Dataset rows describing interfaces:
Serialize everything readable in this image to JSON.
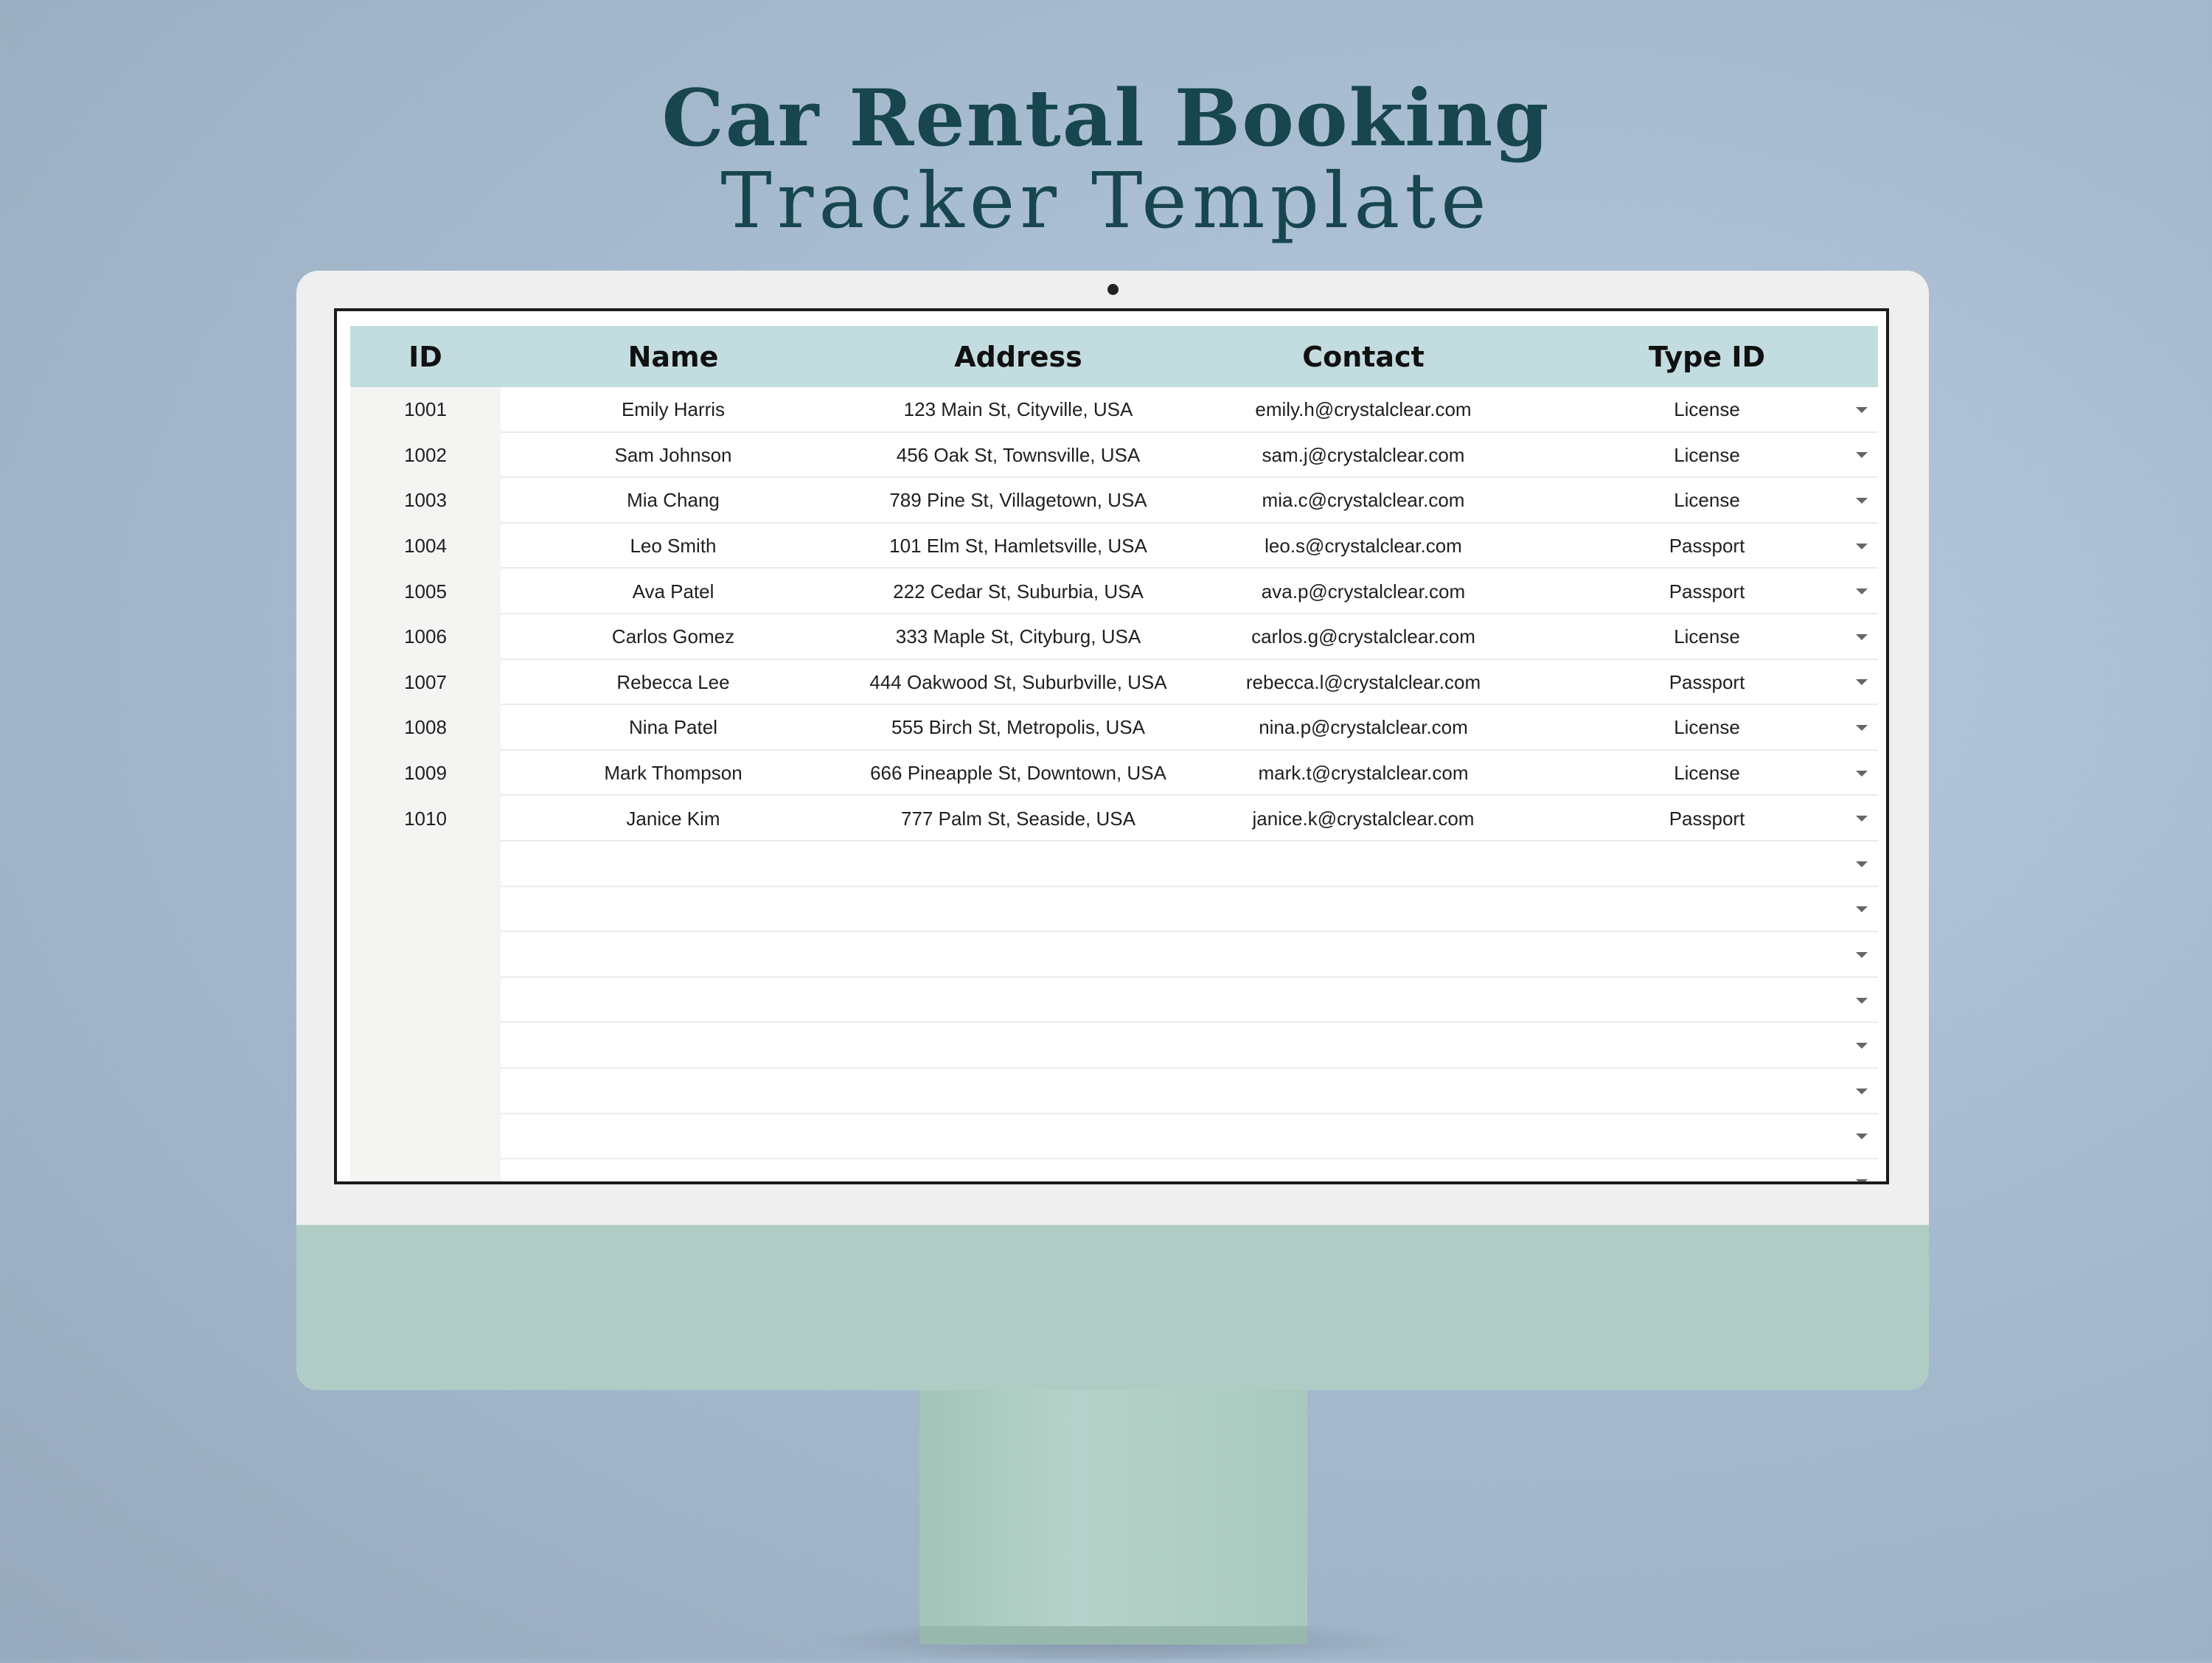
{
  "title": {
    "line1": "Car Rental Booking",
    "line2": "Tracker Template"
  },
  "table": {
    "headers": {
      "id": "ID",
      "name": "Name",
      "address": "Address",
      "contact": "Contact",
      "type": "Type ID"
    },
    "rows": [
      {
        "id": "1001",
        "name": "Emily Harris",
        "address": "123 Main St, Cityville, USA",
        "contact": "emily.h@crystalclear.com",
        "type": "License"
      },
      {
        "id": "1002",
        "name": "Sam Johnson",
        "address": "456 Oak St, Townsville, USA",
        "contact": "sam.j@crystalclear.com",
        "type": "License"
      },
      {
        "id": "1003",
        "name": "Mia Chang",
        "address": "789 Pine St, Villagetown, USA",
        "contact": "mia.c@crystalclear.com",
        "type": "License"
      },
      {
        "id": "1004",
        "name": "Leo Smith",
        "address": "101 Elm St, Hamletsville, USA",
        "contact": "leo.s@crystalclear.com",
        "type": "Passport"
      },
      {
        "id": "1005",
        "name": "Ava Patel",
        "address": "222 Cedar St, Suburbia, USA",
        "contact": "ava.p@crystalclear.com",
        "type": "Passport"
      },
      {
        "id": "1006",
        "name": "Carlos Gomez",
        "address": "333 Maple St, Cityburg, USA",
        "contact": "carlos.g@crystalclear.com",
        "type": "License"
      },
      {
        "id": "1007",
        "name": "Rebecca Lee",
        "address": "444 Oakwood St, Suburbville, USA",
        "contact": "rebecca.l@crystalclear.com",
        "type": "Passport"
      },
      {
        "id": "1008",
        "name": "Nina Patel",
        "address": "555 Birch St, Metropolis, USA",
        "contact": "nina.p@crystalclear.com",
        "type": "License"
      },
      {
        "id": "1009",
        "name": "Mark Thompson",
        "address": "666 Pineapple St, Downtown, USA",
        "contact": "mark.t@crystalclear.com",
        "type": "License"
      },
      {
        "id": "1010",
        "name": "Janice Kim",
        "address": "777 Palm St, Seaside, USA",
        "contact": "janice.k@crystalclear.com",
        "type": "Passport"
      },
      {
        "id": "",
        "name": "",
        "address": "",
        "contact": "",
        "type": ""
      },
      {
        "id": "",
        "name": "",
        "address": "",
        "contact": "",
        "type": ""
      },
      {
        "id": "",
        "name": "",
        "address": "",
        "contact": "",
        "type": ""
      },
      {
        "id": "",
        "name": "",
        "address": "",
        "contact": "",
        "type": ""
      },
      {
        "id": "",
        "name": "",
        "address": "",
        "contact": "",
        "type": ""
      },
      {
        "id": "",
        "name": "",
        "address": "",
        "contact": "",
        "type": ""
      },
      {
        "id": "",
        "name": "",
        "address": "",
        "contact": "",
        "type": ""
      },
      {
        "id": "",
        "name": "",
        "address": "",
        "contact": "",
        "type": ""
      }
    ],
    "dropdown_icon": "caret-down-icon"
  },
  "colors": {
    "title": "#17464e",
    "header_bg": "#c3dcdf",
    "monitor_chin": "#afcdc4",
    "monitor_bezel": "#efefef"
  }
}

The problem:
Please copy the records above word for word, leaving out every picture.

Reply:
Serialize everything readable in this image to JSON.
{
  "title": {
    "line1": "Car Rental Booking",
    "line2": "Tracker Template"
  },
  "table": {
    "headers": {
      "id": "ID",
      "name": "Name",
      "address": "Address",
      "contact": "Contact",
      "type": "Type ID"
    },
    "rows": [
      {
        "id": "1001",
        "name": "Emily Harris",
        "address": "123 Main St, Cityville, USA",
        "contact": "emily.h@crystalclear.com",
        "type": "License"
      },
      {
        "id": "1002",
        "name": "Sam Johnson",
        "address": "456 Oak St, Townsville, USA",
        "contact": "sam.j@crystalclear.com",
        "type": "License"
      },
      {
        "id": "1003",
        "name": "Mia Chang",
        "address": "789 Pine St, Villagetown, USA",
        "contact": "mia.c@crystalclear.com",
        "type": "License"
      },
      {
        "id": "1004",
        "name": "Leo Smith",
        "address": "101 Elm St, Hamletsville, USA",
        "contact": "leo.s@crystalclear.com",
        "type": "Passport"
      },
      {
        "id": "1005",
        "name": "Ava Patel",
        "address": "222 Cedar St, Suburbia, USA",
        "contact": "ava.p@crystalclear.com",
        "type": "Passport"
      },
      {
        "id": "1006",
        "name": "Carlos Gomez",
        "address": "333 Maple St, Cityburg, USA",
        "contact": "carlos.g@crystalclear.com",
        "type": "License"
      },
      {
        "id": "1007",
        "name": "Rebecca Lee",
        "address": "444 Oakwood St, Suburbville, USA",
        "contact": "rebecca.l@crystalclear.com",
        "type": "Passport"
      },
      {
        "id": "1008",
        "name": "Nina Patel",
        "address": "555 Birch St, Metropolis, USA",
        "contact": "nina.p@crystalclear.com",
        "type": "License"
      },
      {
        "id": "1009",
        "name": "Mark Thompson",
        "address": "666 Pineapple St, Downtown, USA",
        "contact": "mark.t@crystalclear.com",
        "type": "License"
      },
      {
        "id": "1010",
        "name": "Janice Kim",
        "address": "777 Palm St, Seaside, USA",
        "contact": "janice.k@crystalclear.com",
        "type": "Passport"
      },
      {
        "id": "",
        "name": "",
        "address": "",
        "contact": "",
        "type": ""
      },
      {
        "id": "",
        "name": "",
        "address": "",
        "contact": "",
        "type": ""
      },
      {
        "id": "",
        "name": "",
        "address": "",
        "contact": "",
        "type": ""
      },
      {
        "id": "",
        "name": "",
        "address": "",
        "contact": "",
        "type": ""
      },
      {
        "id": "",
        "name": "",
        "address": "",
        "contact": "",
        "type": ""
      },
      {
        "id": "",
        "name": "",
        "address": "",
        "contact": "",
        "type": ""
      },
      {
        "id": "",
        "name": "",
        "address": "",
        "contact": "",
        "type": ""
      },
      {
        "id": "",
        "name": "",
        "address": "",
        "contact": "",
        "type": ""
      }
    ],
    "dropdown_icon": "caret-down-icon"
  },
  "colors": {
    "title": "#17464e",
    "header_bg": "#c3dcdf",
    "monitor_chin": "#afcdc4",
    "monitor_bezel": "#efefef"
  }
}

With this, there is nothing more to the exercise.